DESCRIPTION OF THE TASK:
Show, from the records below, all lines that contain the word "icon".

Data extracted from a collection
=== Begin Enclosure ===

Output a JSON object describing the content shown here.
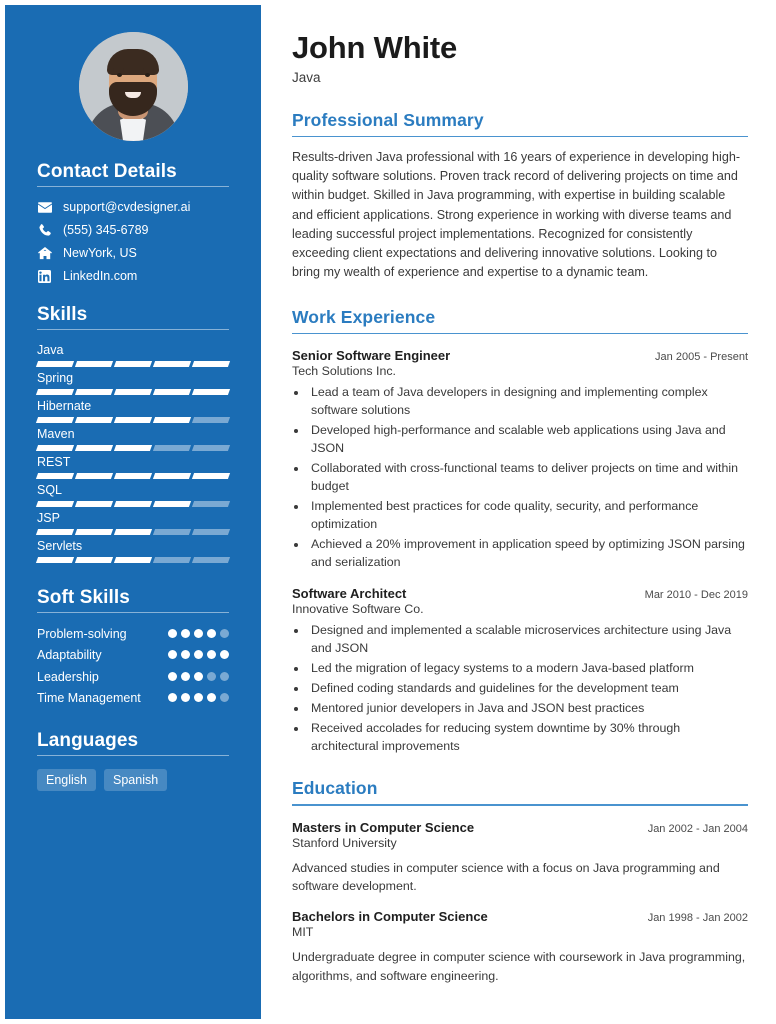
{
  "theme": {
    "sidebar_bg": "#1a6cb3",
    "accent": "#2b7cc0",
    "rule": "#4a93cf",
    "text": "#333333"
  },
  "sidebar": {
    "avatar_alt": "profile-photo",
    "contact": {
      "heading": "Contact Details",
      "items": [
        {
          "icon": "envelope-icon",
          "value": "support@cvdesigner.ai"
        },
        {
          "icon": "phone-icon",
          "value": "(555) 345-6789"
        },
        {
          "icon": "home-icon",
          "value": "NewYork, US"
        },
        {
          "icon": "linkedin-icon",
          "value": "LinkedIn.com"
        }
      ]
    },
    "skills": {
      "heading": "Skills",
      "max": 5,
      "items": [
        {
          "name": "Java",
          "level": 5
        },
        {
          "name": "Spring",
          "level": 5
        },
        {
          "name": "Hibernate",
          "level": 4
        },
        {
          "name": "Maven",
          "level": 3
        },
        {
          "name": "REST",
          "level": 5
        },
        {
          "name": "SQL",
          "level": 4
        },
        {
          "name": "JSP",
          "level": 3
        },
        {
          "name": "Servlets",
          "level": 3
        }
      ]
    },
    "soft_skills": {
      "heading": "Soft Skills",
      "max": 5,
      "items": [
        {
          "name": "Problem-solving",
          "level": 4
        },
        {
          "name": "Adaptability",
          "level": 5
        },
        {
          "name": "Leadership",
          "level": 3
        },
        {
          "name": "Time Management",
          "level": 4
        }
      ]
    },
    "languages": {
      "heading": "Languages",
      "items": [
        "English",
        "Spanish"
      ]
    }
  },
  "main": {
    "name": "John White",
    "role": "Java",
    "summary_section": {
      "heading": "Professional Summary",
      "text": "Results-driven Java professional with 16 years of experience in developing high-quality software solutions. Proven track record of delivering projects on time and within budget. Skilled in Java programming, with expertise in building scalable and efficient applications. Strong experience in working with diverse teams and leading successful project implementations. Recognized for consistently exceeding client expectations and delivering innovative solutions. Looking to bring my wealth of experience and expertise to a dynamic team."
    },
    "work_section": {
      "heading": "Work Experience",
      "entries": [
        {
          "title": "Senior Software Engineer",
          "date": "Jan 2005 - Present",
          "org": "Tech Solutions Inc.",
          "bullets": [
            "Lead a team of Java developers in designing and implementing complex software solutions",
            "Developed high-performance and scalable web applications using Java and JSON",
            "Collaborated with cross-functional teams to deliver projects on time and within budget",
            "Implemented best practices for code quality, security, and performance optimization",
            "Achieved a 20% improvement in application speed by optimizing JSON parsing and serialization"
          ]
        },
        {
          "title": "Software Architect",
          "date": "Mar 2010 - Dec 2019",
          "org": "Innovative Software Co.",
          "bullets": [
            "Designed and implemented a scalable microservices architecture using Java and JSON",
            "Led the migration of legacy systems to a modern Java-based platform",
            "Defined coding standards and guidelines for the development team",
            "Mentored junior developers in Java and JSON best practices",
            "Received accolades for reducing system downtime by 30% through architectural improvements"
          ]
        }
      ]
    },
    "education_section": {
      "heading": "Education",
      "entries": [
        {
          "title": "Masters in Computer Science",
          "date": "Jan 2002 - Jan 2004",
          "org": "Stanford University",
          "desc": "Advanced studies in computer science with a focus on Java programming and software development."
        },
        {
          "title": "Bachelors in Computer Science",
          "date": "Jan 1998 - Jan 2002",
          "org": "MIT",
          "desc": "Undergraduate degree in computer science with coursework in Java programming, algorithms, and software engineering."
        }
      ]
    }
  }
}
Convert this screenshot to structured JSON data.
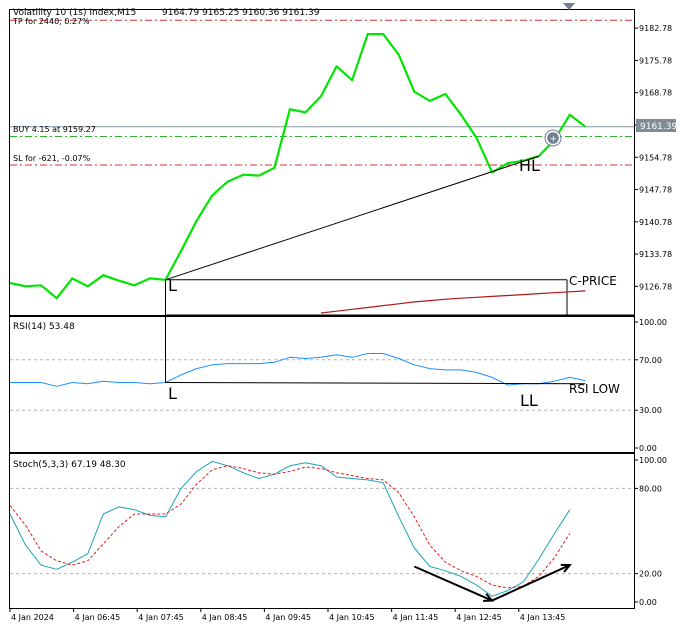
{
  "header": {
    "symbol": "Volatility 10 (1s) Index,M15",
    "ohlc": "9164.79 9165.25 9160.36 9161.39",
    "tp_label": "TP for 2440, 0.27%",
    "buy_label": "BUY 4.15 at 9159.27",
    "sl_label": "SL for -621, -0.07%"
  },
  "price_tag": "9161.39",
  "annotations": {
    "low1": "L",
    "hl": "HL",
    "c_price": "C-PRICE",
    "rsi_low1": "L",
    "ll": "LL",
    "rsi_low": "RSI LOW"
  },
  "indicators": {
    "rsi_title": "RSI(14) 53.48",
    "stoch_title": "Stoch(5,3,3) 67.19 48.30"
  },
  "colors": {
    "price_line": "#00e600",
    "rsi_line": "#1e90ff",
    "stoch_main": "#1aa3b8",
    "stoch_signal": "#e02020",
    "tp_sl_line": "#d03030",
    "buy_line": "#30b030",
    "ma_line": "#b01818"
  },
  "chart_data": [
    {
      "type": "line",
      "panel": "price",
      "x": [
        "4 Jan 2024",
        "4 Jan 06:45",
        "4 Jan 07:45",
        "4 Jan 08:45",
        "4 Jan 09:45",
        "4 Jan 10:45",
        "4 Jan 11:45",
        "4 Jan 12:45",
        "4 Jan 13:45"
      ],
      "yticks": [
        "9182.78",
        "9175.78",
        "9168.78",
        "9161.78",
        "9154.78",
        "9147.78",
        "9140.78",
        "9133.78",
        "9126.78"
      ],
      "ylim": [
        9121.0,
        9186.5
      ],
      "series": [
        {
          "values": [
            9127.5,
            9126.8,
            9127.0,
            9124.2,
            9128.5,
            9126.8,
            9129.2,
            9128.0,
            9127.0,
            9128.5,
            9128.2,
            9134.5,
            9141.0,
            9146.5,
            9149.5,
            9151.0,
            9150.8,
            9152.5,
            9165.2,
            9164.5,
            9168.0,
            9174.5,
            9171.5,
            9181.5,
            9181.5,
            9177.0,
            9169.0,
            9167.0,
            9168.5,
            9164.0,
            9159.0,
            9151.5,
            9153.5,
            9154.0,
            9155.0,
            9158.5,
            9164.0,
            9161.39
          ]
        },
        {
          "values": [
            null,
            null,
            null,
            null,
            null,
            null,
            null,
            null,
            null,
            null,
            null,
            null,
            null,
            null,
            null,
            null,
            null,
            null,
            null,
            null,
            9121.0,
            9121.4,
            9121.8,
            9122.2,
            9122.6,
            9123.0,
            9123.4,
            9123.7,
            9124.0,
            9124.2,
            9124.4,
            9124.6,
            9124.8,
            9125.0,
            9125.2,
            9125.4,
            9125.6,
            9125.8
          ]
        }
      ],
      "levels": {
        "tp": 9184.5,
        "buy": 9159.27,
        "sl": 9153.1,
        "current": 9161.39
      },
      "trendline": {
        "from_index": 10,
        "from_value": 9128.2,
        "to_index": 34,
        "to_value": 9155.0
      },
      "box": {
        "from_index": 10,
        "to_index": 37,
        "top": 9128.2,
        "bottom": 9118.0
      }
    },
    {
      "type": "line",
      "panel": "rsi",
      "yticks": [
        "100.00",
        "70.00",
        "30.00",
        "0.00"
      ],
      "ylim": [
        0,
        100
      ],
      "levels": [
        70,
        30
      ],
      "series": [
        {
          "values": [
            52,
            52,
            52,
            49,
            52,
            51,
            53,
            52,
            52,
            51,
            52,
            58,
            63,
            66,
            67,
            67,
            67,
            68,
            72,
            71,
            72,
            74,
            72,
            75,
            75,
            71,
            66,
            63,
            62,
            62,
            60,
            56,
            50,
            51,
            51,
            53,
            56,
            53.48
          ]
        }
      ],
      "trendline": {
        "from_index": 10,
        "from_value": 52,
        "to_index": 37,
        "to_value": 51
      }
    },
    {
      "type": "line",
      "panel": "stoch",
      "yticks": [
        "100.00",
        "80.00",
        "20.00",
        "0.00"
      ],
      "ylim": [
        0,
        100
      ],
      "levels": [
        80,
        20
      ],
      "series": [
        {
          "values": [
            62,
            40,
            26,
            23,
            28,
            34,
            62,
            67,
            65,
            61,
            60,
            80,
            92,
            99,
            96,
            91,
            87,
            90,
            96,
            98,
            96,
            88,
            87,
            86,
            84,
            60,
            38,
            25,
            22,
            18,
            12,
            4,
            8,
            14,
            30,
            48,
            65
          ]
        },
        {
          "values": [
            68,
            54,
            36,
            29,
            26,
            29,
            41,
            53,
            62,
            62,
            62,
            69,
            83,
            93,
            96,
            94,
            91,
            90,
            92,
            95,
            94,
            91,
            89,
            87,
            86,
            77,
            60,
            40,
            28,
            22,
            18,
            12,
            10,
            11,
            18,
            31,
            48.3
          ]
        }
      ],
      "arrows": [
        {
          "from_index": 26,
          "from_value": 25,
          "to_index": 31,
          "to_value": 1
        },
        {
          "from_index": 31,
          "from_value": 1,
          "to_index": 36,
          "to_value": 26
        }
      ]
    }
  ]
}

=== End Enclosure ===

RESPONSE TO THE EXERCISE:
          "icon": "envelope-icon",
          "icon": "phone-icon",
          "icon": "home-icon",
          "icon": "linkedin-icon",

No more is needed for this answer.